We all get lots and lots of email and simply don’t read most of it, so here are some quick tips to ensure your most important emails pass the easy-skim test.
Make sure you have the right address and pay attention if it bounces back. In fact, try to send to more than one person involved in the hiring. Alternatively, ask for a quick reply they received. Only some will comply, but it doesn’t hurt to ask.
This will depend on of you are applying for a job or following up. However, play it straight and short. Marketers will work hard to craft something that intrigues and compels the receiver to open it. You don’t need to. Something like “Clinical Position” or “Question About Clinical Position” are fine.
Studies show that if you personalize an email the recipient is more likely to read more of the content and act on it. So, start it with, “Hi Dr. Jones,” or “Hello Margaret,”
Keep your message short, in the 25-50 words range. Research shows that 28 words all but assures it will get read entirely. So, create a concise message, don’t paste your entire cover letter in the body. You want the office to print your resume AND cover letter. If you keep them separated that won’t likely happen.
Close with an informal salutation, like “Thanks,” then your name.
Along with your name, include one phone number (cell is best), and a link to something. This might be a social media profile (LinkedIn is excellent) or a website you own. Links are irresistible for people and if they can learn more about you through your link they will click it
There are studies that show readers will often go straight to the PS at the bottom of a printed message. If the body of your message is short in an email and the PS is visible, you can bet the same will hold true. This is an opportunity to throw in something unique that differentiates you. Drawing connections is one excellent way. For example: “ P.S. I used to work with your assistant, Julie Dow.” or “P.S. I met you at the annual conference last year.”

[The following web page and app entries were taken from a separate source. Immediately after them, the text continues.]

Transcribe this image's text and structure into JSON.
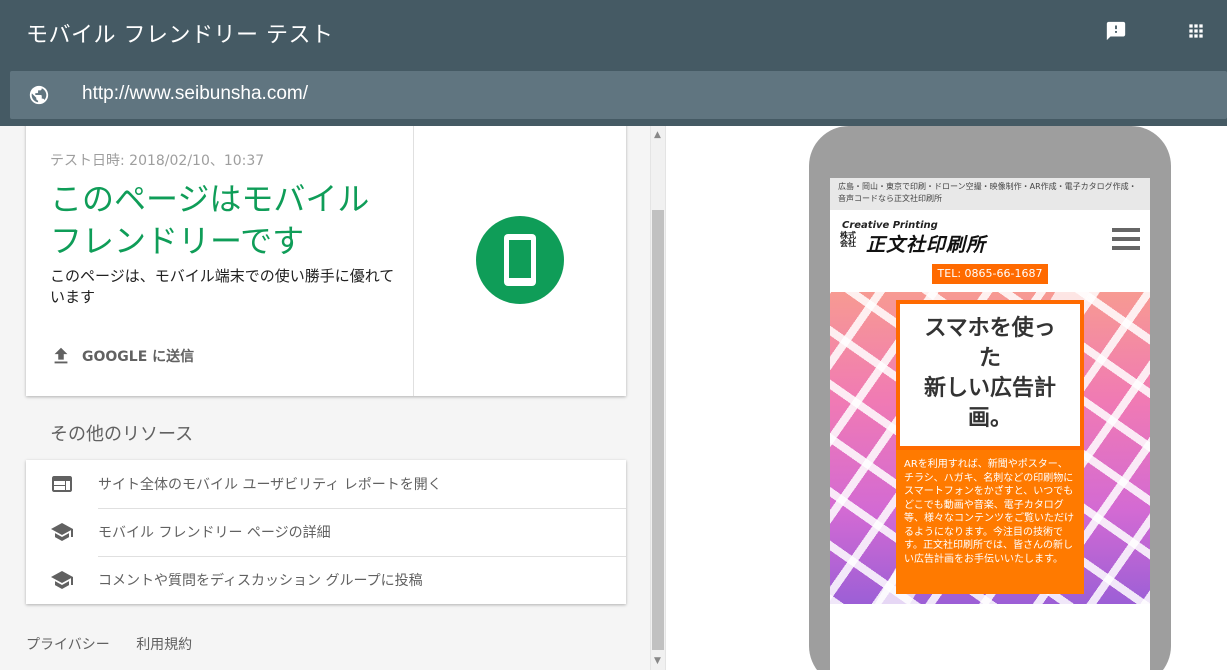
{
  "header": {
    "title": "モバイル フレンドリー テスト",
    "feedback_icon": "feedback-icon",
    "apps_icon": "apps-grid-icon"
  },
  "urlbar": {
    "icon": "globe-icon",
    "url": "http://www.seibunsha.com/"
  },
  "result": {
    "test_date": "テスト日時: 2018/02/10、10:37",
    "heading": "このページはモバイル フレンドリーです",
    "description": "このページは、モバイル端末での使い勝手に優れています",
    "submit_label": "GOOGLE に送信",
    "status_color": "#0f9d58"
  },
  "resources": {
    "title": "その他のリソース",
    "items": [
      {
        "icon": "web-layout-icon",
        "label": "サイト全体のモバイル ユーザビリティ レポートを開く"
      },
      {
        "icon": "school-icon",
        "label": "モバイル フレンドリー ページの詳細"
      },
      {
        "icon": "school-icon",
        "label": "コメントや質問をディスカッション グループに投稿"
      }
    ]
  },
  "footer": {
    "privacy": "プライバシー",
    "terms": "利用規約"
  },
  "preview": {
    "topline": "広島・岡山・東京で印刷・ドローン空撮・映像制作・AR作成・電子カタログ作成・音声コードなら正文社印刷所",
    "logo_sub": "Creative Printing",
    "logo_kabu": "株式会社",
    "logo_main": "正文社印刷所",
    "tel": "TEL: 0865-66-1687",
    "hero_title_lines": [
      "スマホを使っ",
      "た",
      "新しい広告計",
      "画。"
    ],
    "hero_desc": "ARを利用すれば、新聞やポスター、チラシ、ハガキ、名刺などの印刷物にスマートフォンをかざすと、いつでもどこでも動画や音楽、電子カタログ等、様々なコンテンツをご覧いただけるようになります。今注目の技術です。正文社印刷所では、皆さんの新しい広告計画をお手伝いいたします。",
    "accent": "#ff6a00"
  }
}
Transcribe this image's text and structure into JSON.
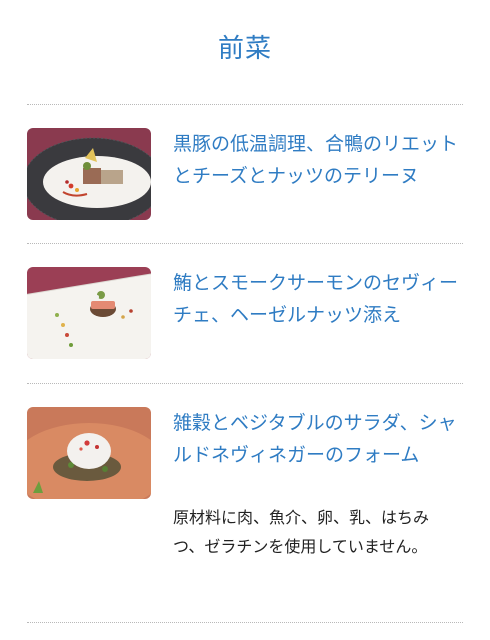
{
  "section": {
    "title": "前菜"
  },
  "items": [
    {
      "name": "黒豚の低温調理、合鴨のリエットとチーズとナッツのテリーヌ",
      "image": "dish-terrine-photo"
    },
    {
      "name": "鮪とスモークサーモンのセヴィーチェ、ヘーゼルナッツ添え",
      "image": "dish-ceviche-photo"
    },
    {
      "name": "雑穀とベジタブルのサラダ、シャルドネヴィネガーのフォーム",
      "image": "dish-salad-photo",
      "note": "原材料に肉、魚介、卵、乳、はちみつ、ゼラチンを使用していません。"
    }
  ],
  "colors": {
    "accent": "#2f7cc3",
    "divider": "#b9b9b9",
    "text": "#222222"
  }
}
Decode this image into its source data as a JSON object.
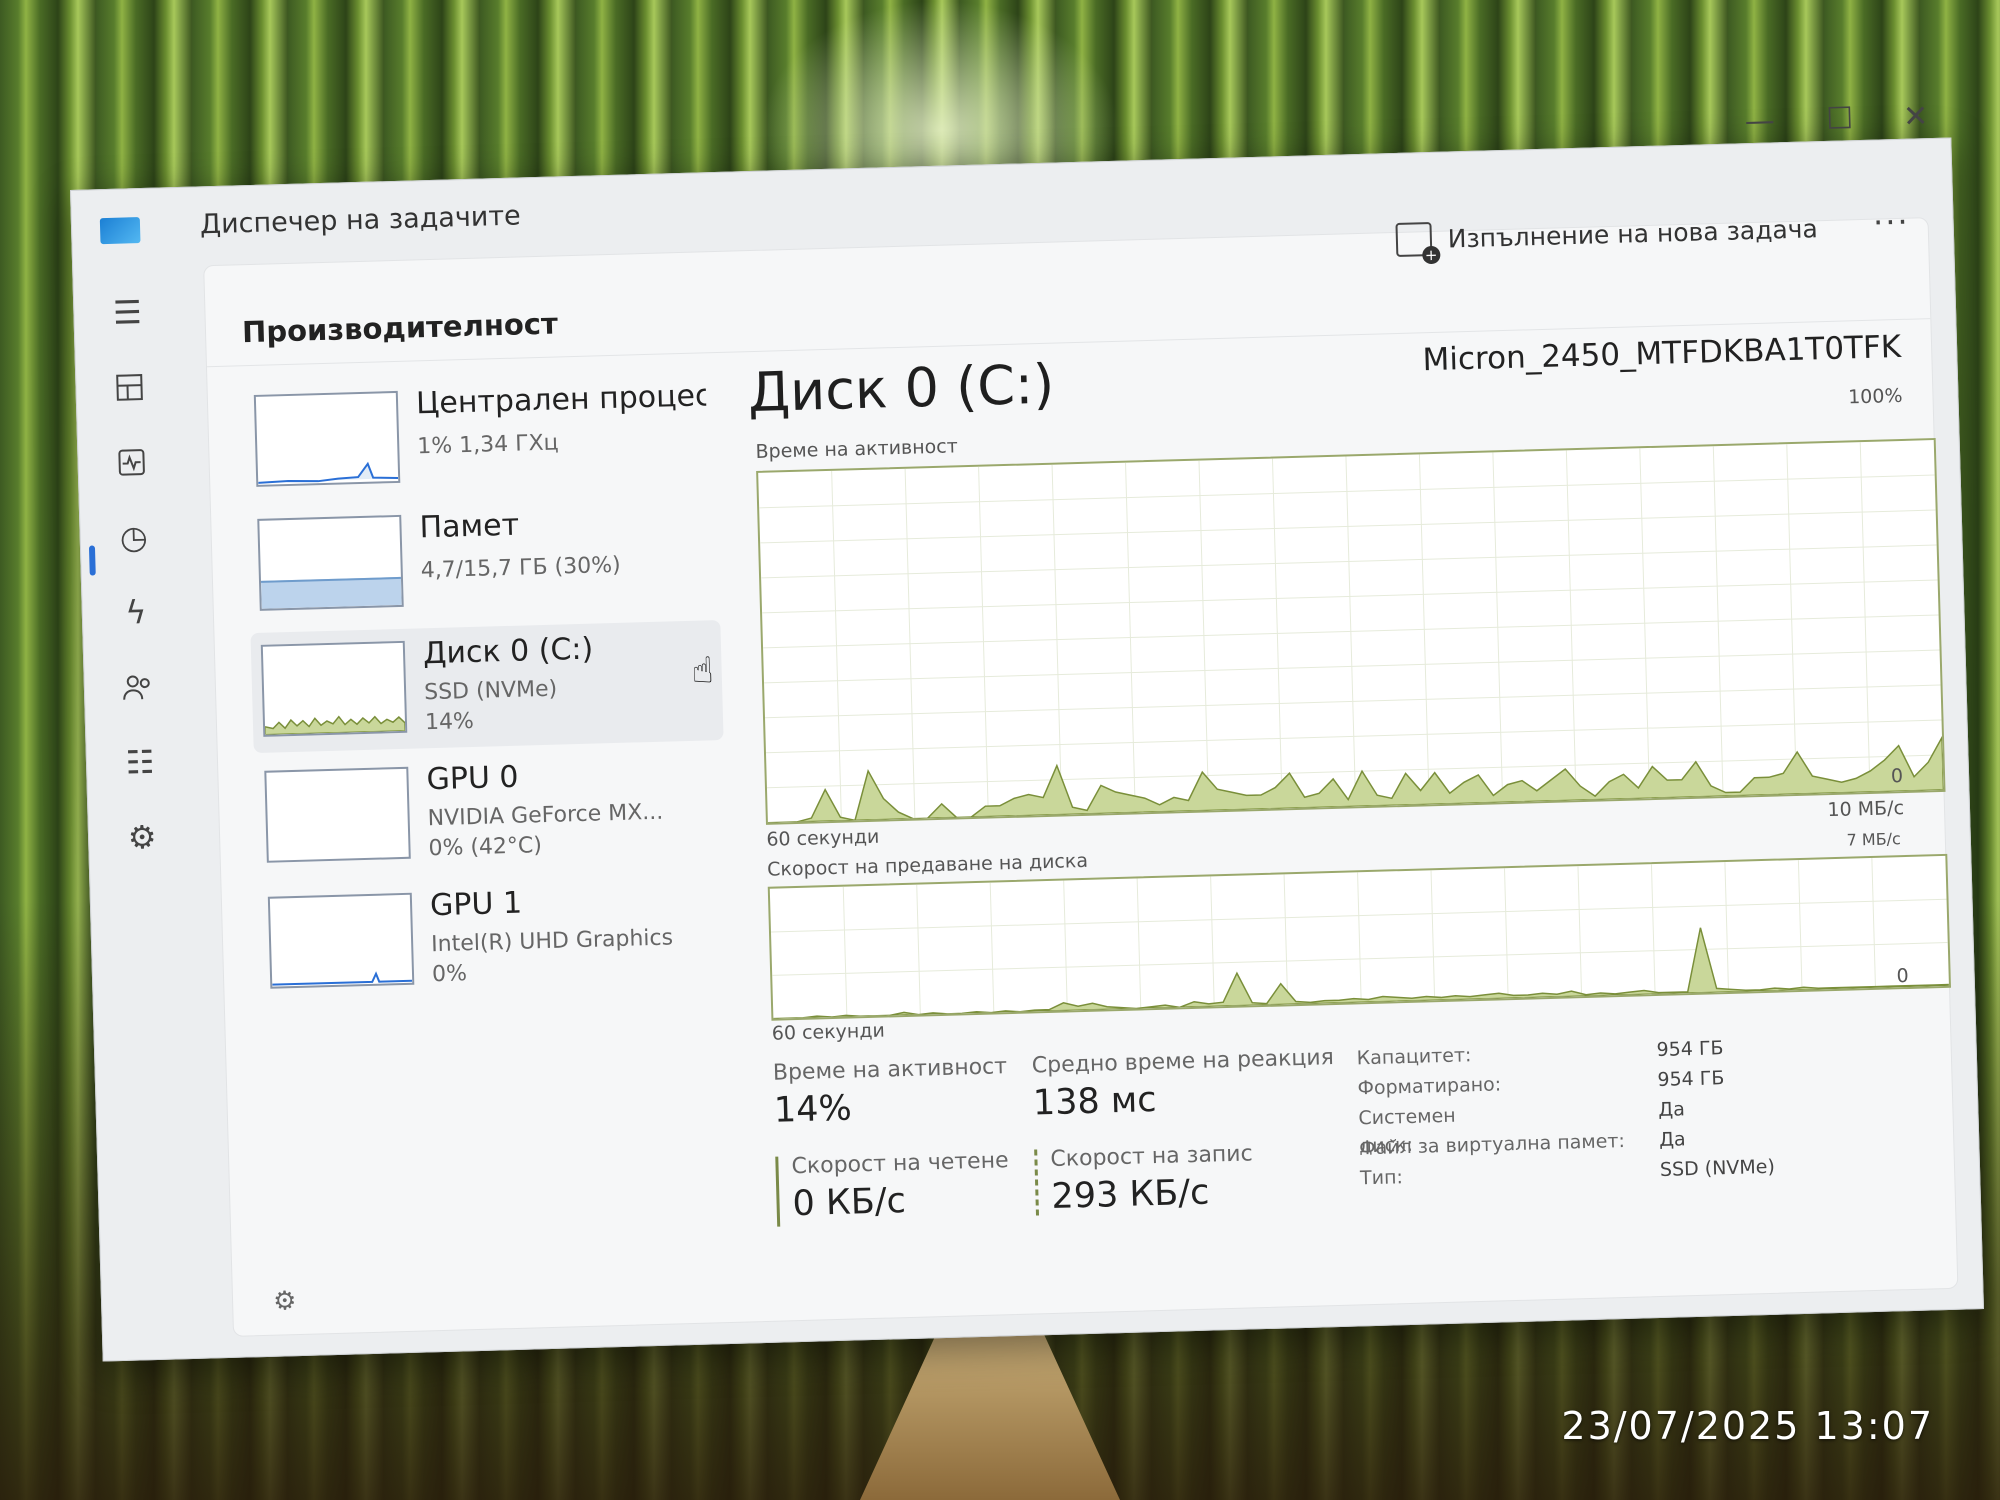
{
  "window": {
    "title": "Диспечер на задачите",
    "controls": {
      "minimize": "—",
      "maximize": "☐",
      "close": "✕"
    }
  },
  "header": {
    "page_title": "Производителност",
    "run_new_task": "Изпълнение на нова задача",
    "more": "···"
  },
  "nav_icons": [
    "menu-icon",
    "processes-icon",
    "performance-icon",
    "app-history-icon",
    "startup-apps-icon",
    "users-icon",
    "details-icon",
    "services-icon"
  ],
  "devices": [
    {
      "name": "Централен процесор",
      "line1": "1%  1,34 ГХц",
      "line2": ""
    },
    {
      "name": "Памет",
      "line1": "4,7/15,7 ГБ (30%)",
      "line2": ""
    },
    {
      "name": "Диск 0 (C:)",
      "line1": "SSD (NVMe)",
      "line2": "14%"
    },
    {
      "name": "GPU 0",
      "line1": "NVIDIA GeForce MX...",
      "line2": "0% (42°C)"
    },
    {
      "name": "GPU 1",
      "line1": "Intel(R) UHD Graphics",
      "line2": "0%"
    }
  ],
  "detail": {
    "title": "Диск 0 (C:)",
    "model": "Micron_2450_MTFDKBA1T0TFK",
    "graph1": {
      "label": "Време на активност",
      "max": "100%",
      "min": "0",
      "time": "60 секунди"
    },
    "graph2": {
      "label": "Скорост на предаване на диска",
      "max": "10 МБ/с",
      "mid": "7 МБ/с",
      "min": "0",
      "time": "60 секунди"
    }
  },
  "stats": {
    "active_time_label": "Време на активност",
    "active_time_value": "14%",
    "response_label": "Средно време на реакция",
    "response_value": "138 мс",
    "read_label": "Скорост на четене",
    "read_value": "0 КБ/с",
    "write_label": "Скорост на запис",
    "write_value": "293 КБ/с"
  },
  "properties": {
    "labels": [
      "Капацитет:",
      "Форматирано:",
      "Системен диск:",
      "Файл за виртуална памет:",
      "Тип:"
    ],
    "values": [
      "954 ГБ",
      "954 ГБ",
      "Да",
      "Да",
      "SSD (NVMe)"
    ]
  },
  "timestamp": "23/07/2025  13:07",
  "colors": {
    "disk_fill": "#c9d79a",
    "disk_line": "#7a8f3a",
    "memory_fill": "#bcd3ec",
    "accent": "#2a6fd6"
  },
  "chart_data": [
    {
      "type": "area",
      "title": "Време на активност",
      "xlabel": "60 секунди",
      "ylim": [
        0,
        100
      ],
      "values": [
        0,
        0,
        0,
        1,
        9,
        1,
        0,
        14,
        6,
        2,
        0,
        0,
        4,
        0,
        0,
        3,
        3,
        5,
        6,
        5,
        14,
        2,
        1,
        8,
        6,
        5,
        4,
        2,
        4,
        3,
        11,
        6,
        5,
        4,
        4,
        6,
        10,
        3,
        4,
        8,
        2,
        10,
        3,
        2,
        9,
        4,
        9,
        3,
        6,
        8,
        2,
        5,
        6,
        3,
        6,
        9,
        4,
        1,
        5,
        7,
        3,
        9,
        5,
        5,
        10,
        3,
        1,
        1,
        5,
        5,
        6,
        12,
        5,
        4,
        3,
        4,
        6,
        9,
        13,
        4,
        8,
        15
      ]
    },
    {
      "type": "area",
      "title": "Скорост на предаване на диска",
      "xlabel": "60 секунди",
      "ylim": [
        0,
        10
      ],
      "values": [
        0,
        0,
        0,
        0.1,
        0,
        0.1,
        0,
        0,
        0,
        0.2,
        0,
        0.1,
        0,
        0,
        0.1,
        0,
        0.1,
        0,
        0.1,
        0.1,
        0.6,
        0.3,
        0.5,
        0.2,
        0.1,
        0,
        0.1,
        0.2,
        0,
        0.4,
        0.2,
        0.3,
        2.5,
        0.2,
        0.1,
        1.6,
        0.2,
        0.1,
        0.2,
        0.2,
        0.3,
        0.2,
        0.4,
        0.3,
        0.2,
        0.3,
        0.2,
        0.3,
        0.2,
        0.3,
        0.4,
        0.2,
        0.2,
        0.3,
        0.2,
        0.4,
        0.1,
        0.2,
        0.1,
        0.2,
        0.3,
        0.1,
        0.1,
        0.1,
        5.0,
        0.3,
        0.2,
        0.1,
        0.1,
        0.2,
        0.1,
        0.2,
        0.1,
        0.1,
        0.1,
        0.1,
        0.1,
        0.1,
        0.1,
        0.1,
        0.1,
        0.1
      ]
    }
  ]
}
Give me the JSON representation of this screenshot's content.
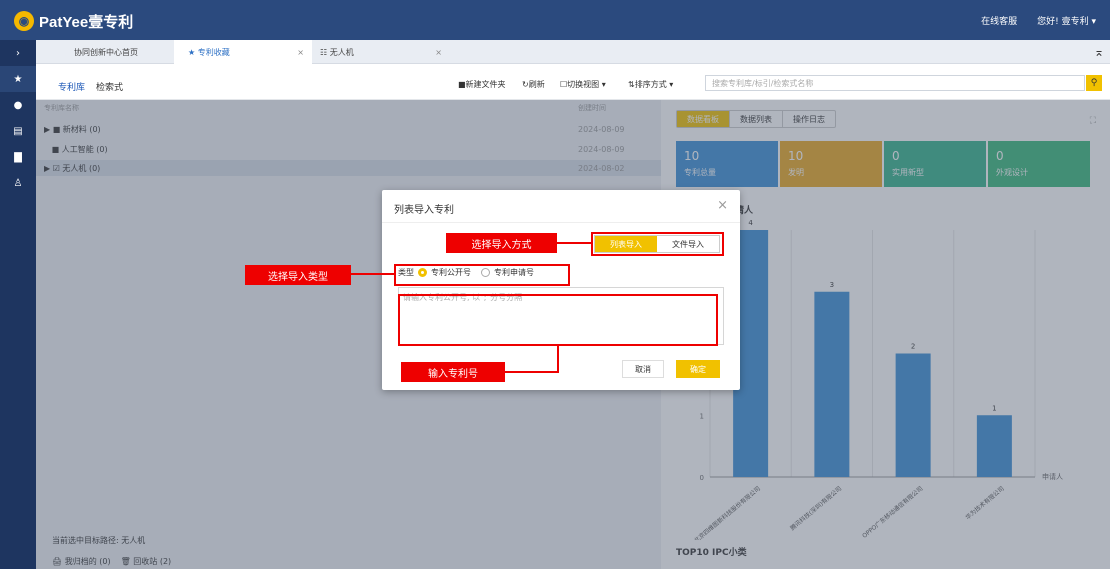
{
  "app": {
    "brand": "PatYee壹专利",
    "online_service": "在线客服",
    "greeting": "您好! 壹专利 ▾"
  },
  "tabs": [
    {
      "label": "协同创新中心首页"
    },
    {
      "label": "★ 专利收藏"
    },
    {
      "label": "☷ 无人机"
    }
  ],
  "tab_close": "×",
  "subtabs": {
    "library": "专利库",
    "search": "检索式"
  },
  "toolbar": {
    "new_folder": "■新建文件夹",
    "refresh": "↻刷新",
    "view": "☐切换视图 ▾",
    "sort": "⇅排序方式 ▾"
  },
  "search": {
    "placeholder": "搜索专利库/标引/检索式名称"
  },
  "table": {
    "header_name": "专利库名称",
    "header_date": "创建时间",
    "rows": [
      {
        "name": "▶ ■ 新材料 (0)",
        "date": "2024-08-09"
      },
      {
        "name": "   ■ 人工智能 (0)",
        "date": "2024-08-09"
      },
      {
        "name": "▶ ☑ 无人机 (0)",
        "date": "2024-08-02"
      }
    ]
  },
  "footer": {
    "path": "当前选中目标路径: 无人机",
    "archive": "我归档的 (0)",
    "recycle": "回收站 (2)"
  },
  "dashboard": {
    "tabs": [
      "数据看板",
      "数据列表",
      "操作日志"
    ],
    "cards": [
      {
        "value": "10",
        "label": "专利总量",
        "color": "#3b8fd6"
      },
      {
        "value": "10",
        "label": "发明",
        "color": "#e9a821"
      },
      {
        "value": "0",
        "label": "实用新型",
        "color": "#33b28a"
      },
      {
        "value": "0",
        "label": "外观设计",
        "color": "#38b87a"
      }
    ],
    "chart_title": "请人",
    "bottom_title": "TOP10 IPC小类"
  },
  "chart_data": {
    "type": "bar",
    "categories": [
      "北京四维图新科技股份有限公司",
      "腾讯科技(深圳)有限公司",
      "OPPO广东移动通信有限公司",
      "华为技术有限公司"
    ],
    "category_labels": [
      "北京四维图新科技股份有限公司",
      "腾讯科技(深圳)有限公司",
      "OPPO广东移动通信有限公司",
      "华为技术有限公司"
    ],
    "values": [
      4,
      3,
      2,
      1
    ],
    "xlabel": "申请人",
    "ylim": [
      0,
      4
    ],
    "yticks": [
      "0",
      "1"
    ],
    "color": "#3b8fd6"
  },
  "dialog": {
    "title": "列表导入专利",
    "close": "×",
    "mode_list": "列表导入",
    "mode_file": "文件导入",
    "type_label": "类型",
    "opt_public": "专利公开号",
    "opt_apply": "专利申请号",
    "textarea_placeholder": "请输入专利公开号, 以\";\"分号分隔",
    "cancel": "取消",
    "ok": "确定"
  },
  "annotations": {
    "mode": "选择导入方式",
    "type": "选择导入类型",
    "number": "输入专利号"
  }
}
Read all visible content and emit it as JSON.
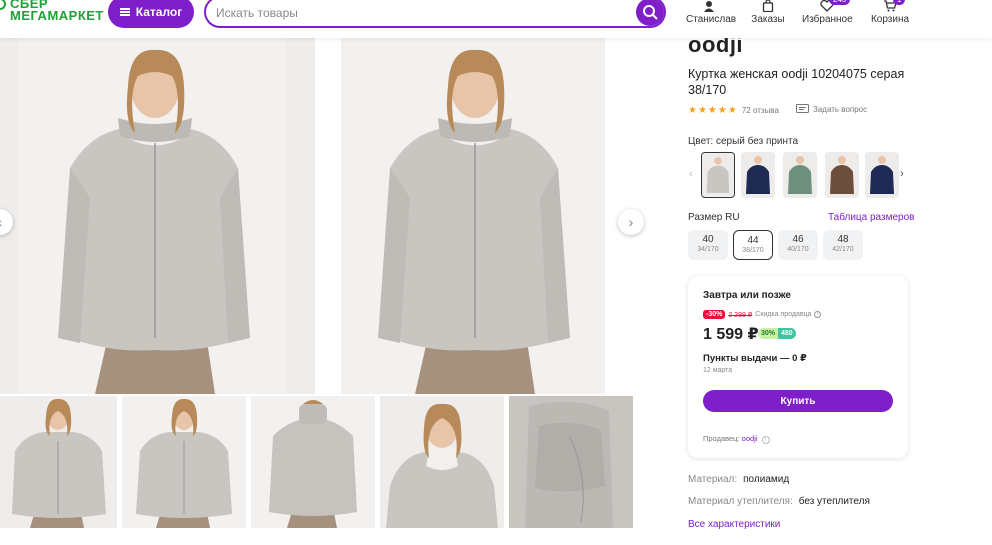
{
  "header": {
    "logo_top": "СБЕР",
    "logo_bottom": "МЕГАМАРКЕТ",
    "catalog_label": "Каталог",
    "search_placeholder": "Искать товары",
    "nav": [
      {
        "label": "Станислав",
        "icon": "profile-icon"
      },
      {
        "label": "Заказы",
        "icon": "bag-icon"
      },
      {
        "label": "Избранное",
        "icon": "heart-icon",
        "badge": "245"
      },
      {
        "label": "Корзина",
        "icon": "cart-icon",
        "badge": "1"
      }
    ]
  },
  "product": {
    "brand": "oodji",
    "title": "Куртка женская oodji 10204075 серая 38/170",
    "stars": "★★★★★",
    "reviews": "72 отзыва",
    "ask_question": "Задать вопрос",
    "color_label": "Цвет: серый без принта",
    "size_label": "Размер RU",
    "size_table_link": "Таблица размеров",
    "sizes": [
      {
        "ru": "40",
        "height": "34/170",
        "selected": false
      },
      {
        "ru": "44",
        "height": "38/170",
        "selected": true
      },
      {
        "ru": "46",
        "height": "40/170",
        "selected": false
      },
      {
        "ru": "48",
        "height": "42/170",
        "selected": false
      }
    ],
    "colors": [
      "#c9c5c1",
      "#1f2a52",
      "#6f8f7f",
      "#6b4e3c",
      "#1e2a55"
    ]
  },
  "offer": {
    "delivery": "Завтра или позже",
    "discount": "-30%",
    "old_price": "2 299 ₽",
    "discount_note": "Скидка продавца",
    "price": "1 599 ₽",
    "bonus_percent": "30%",
    "bonus_points": "480",
    "pickup": "Пункты выдачи — 0 ₽",
    "pickup_date": "12 марта",
    "buy_label": "Купить",
    "seller_label": "Продавец:",
    "seller_name": "oodji"
  },
  "specs": [
    {
      "name": "Материал:",
      "value": "полиамид"
    },
    {
      "name": "Материал утеплителя:",
      "value": "без утеплителя"
    }
  ],
  "all_specs_link": "Все характеристики",
  "colors": {
    "accent": "#7e1fc9",
    "brand_green": "#21a038",
    "sale_red": "#e8103b",
    "star": "#f8a21a"
  }
}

Finally, attach your resume and cover letter together as one document if possible. There are websites that will merge your documents for free (pdfjoiner.com is one of them). Only ever attach PDF files as it ensures your document will look the same for them as for you – fonts and formatting incompatibilities are a factor. You can create it in Word, Google Docs, Pages for Mac, or anything else, but save and send as a PDF.
Doug Perry is an expert resume writer and job search coach. He and his wife, Tracie, who is a dental hygienist, created GetHiredRDH in response to the challenging dental hygiene job market and have helped thousands of dental hygienists through tips and individual services. If you need individual, click here to contact Doug.